Though currently employed drivers are not required to register immediately, on January 6th, 2023, this will become a requirement for new CDL applications and renewals.
FMCSA Clearinghouse Registration
The FMCSA encourages all CDL holders (drivers) to register for a free account as soon as possible to review information and confirm the database is accurate.
Employers of drivers are now required to look up drivers in the Clearinghouse during the hiring process, as well as conduct an annual audit for currently employed drivers. This will be in addition to any other drug and alcohol testing that a carrier conducts.
Though registration is free for drivers, carrier queries to the database to look at driver history are not — the FMCSA will charge $1.25 per query.
Carriers can purchase search bundles for discounted fees to reduce the cost. The FMCSA recommends that carriers buy bundles based on their fleet size and anticipated annual hiring needs. Large fleets can even pay a flat rate for unlimited queries.
How will the FMCSA Clearinghouse impact the trucking industry?
Only infractions that occur on or after January 6, 2020 will be recorded, so it will take some time for this information to build up in the database — meaning there will not be any immediate impact to the industry.
That said, many shippers and carriers are concerned about the operational growing pains and potential cost of the new program.
There is also fear that the Clearinghouse will weed out more drivers with substance abuse violations, resulting in less carrier capacity and exacerbating an existing driver shortage issue.

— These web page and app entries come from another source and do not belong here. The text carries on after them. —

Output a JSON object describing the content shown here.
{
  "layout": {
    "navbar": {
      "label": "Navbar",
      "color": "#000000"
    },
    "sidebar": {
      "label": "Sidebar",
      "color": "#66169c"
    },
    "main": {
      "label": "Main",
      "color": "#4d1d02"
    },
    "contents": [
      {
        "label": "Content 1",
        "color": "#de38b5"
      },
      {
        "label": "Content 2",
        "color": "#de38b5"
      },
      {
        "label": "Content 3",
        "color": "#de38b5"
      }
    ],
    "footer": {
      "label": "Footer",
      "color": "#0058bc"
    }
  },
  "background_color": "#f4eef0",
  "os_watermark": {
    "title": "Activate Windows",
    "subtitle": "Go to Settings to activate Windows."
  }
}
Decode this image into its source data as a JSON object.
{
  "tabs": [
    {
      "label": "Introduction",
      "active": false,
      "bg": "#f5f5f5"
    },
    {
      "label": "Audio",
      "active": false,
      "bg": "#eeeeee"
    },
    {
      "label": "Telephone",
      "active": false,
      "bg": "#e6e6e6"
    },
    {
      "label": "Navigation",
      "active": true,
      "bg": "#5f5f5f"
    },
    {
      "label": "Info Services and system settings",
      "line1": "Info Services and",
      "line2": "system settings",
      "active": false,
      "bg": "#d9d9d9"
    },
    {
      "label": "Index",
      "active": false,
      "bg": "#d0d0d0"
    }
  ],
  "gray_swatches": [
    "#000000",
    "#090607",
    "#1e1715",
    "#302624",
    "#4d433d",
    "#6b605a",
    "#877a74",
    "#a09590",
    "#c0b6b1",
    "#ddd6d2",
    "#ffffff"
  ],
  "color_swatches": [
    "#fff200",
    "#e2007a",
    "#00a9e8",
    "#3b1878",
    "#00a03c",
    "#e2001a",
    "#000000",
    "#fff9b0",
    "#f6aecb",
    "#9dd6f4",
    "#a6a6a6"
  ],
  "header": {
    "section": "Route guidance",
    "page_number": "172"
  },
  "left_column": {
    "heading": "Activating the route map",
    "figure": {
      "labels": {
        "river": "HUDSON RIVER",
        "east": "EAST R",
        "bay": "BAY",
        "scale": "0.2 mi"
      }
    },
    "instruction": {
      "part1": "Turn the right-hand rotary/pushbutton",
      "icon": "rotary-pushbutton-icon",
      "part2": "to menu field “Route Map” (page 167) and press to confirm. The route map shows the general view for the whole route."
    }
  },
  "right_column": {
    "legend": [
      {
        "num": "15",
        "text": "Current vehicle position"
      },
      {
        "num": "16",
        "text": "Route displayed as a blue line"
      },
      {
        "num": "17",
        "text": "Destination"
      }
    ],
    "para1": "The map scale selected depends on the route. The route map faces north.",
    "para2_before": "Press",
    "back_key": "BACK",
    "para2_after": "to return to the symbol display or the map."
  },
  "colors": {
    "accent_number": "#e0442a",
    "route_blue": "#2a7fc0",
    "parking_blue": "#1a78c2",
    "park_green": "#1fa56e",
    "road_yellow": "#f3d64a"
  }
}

Ironically, weeding out drivers that violate federal drug and alcohol testing standards has always been a core goal of FMCSA.
It will take some time for this information to build up in the database — meaning there will not be any immediate impact to the industry.
These rate and capacity fears are natural in a tighter labor pool.
While the establishment of a federal repository for testing violations will undoubtedly remove some drivers from service — putting pressure on the owner-operator sector of the industry in particular — this is not likely to have a material impact on shipping rates and capacity.
In all likelihood, the trucking industry will adapt to this regulatory scheme after a relatively short adjustment period, similar to previously implemented compliance obligations (i.e. ELDs).
In short, there is no real change in the underlying DOT drug and alcohol testing program. The Clearinghouse is just making the existing procedures more efficient for employers and licensing agencies.
For more information on the Clearinghouse regulation, the DOT has compiled a helpful FAQs resource that you can view here.
Note: None of this should be interpreted as legal advice. If you need legal advice for your business, consult your own counsel.
In our recent Coyote Digital Summit, Sr. Government Relations Executive for UPS Tom Jensen and VP of Supply Chain & Logistics for the Consumer Brands Association Tom Madrecki discussed the infrastructure bill, AB5 and more trending policy topics.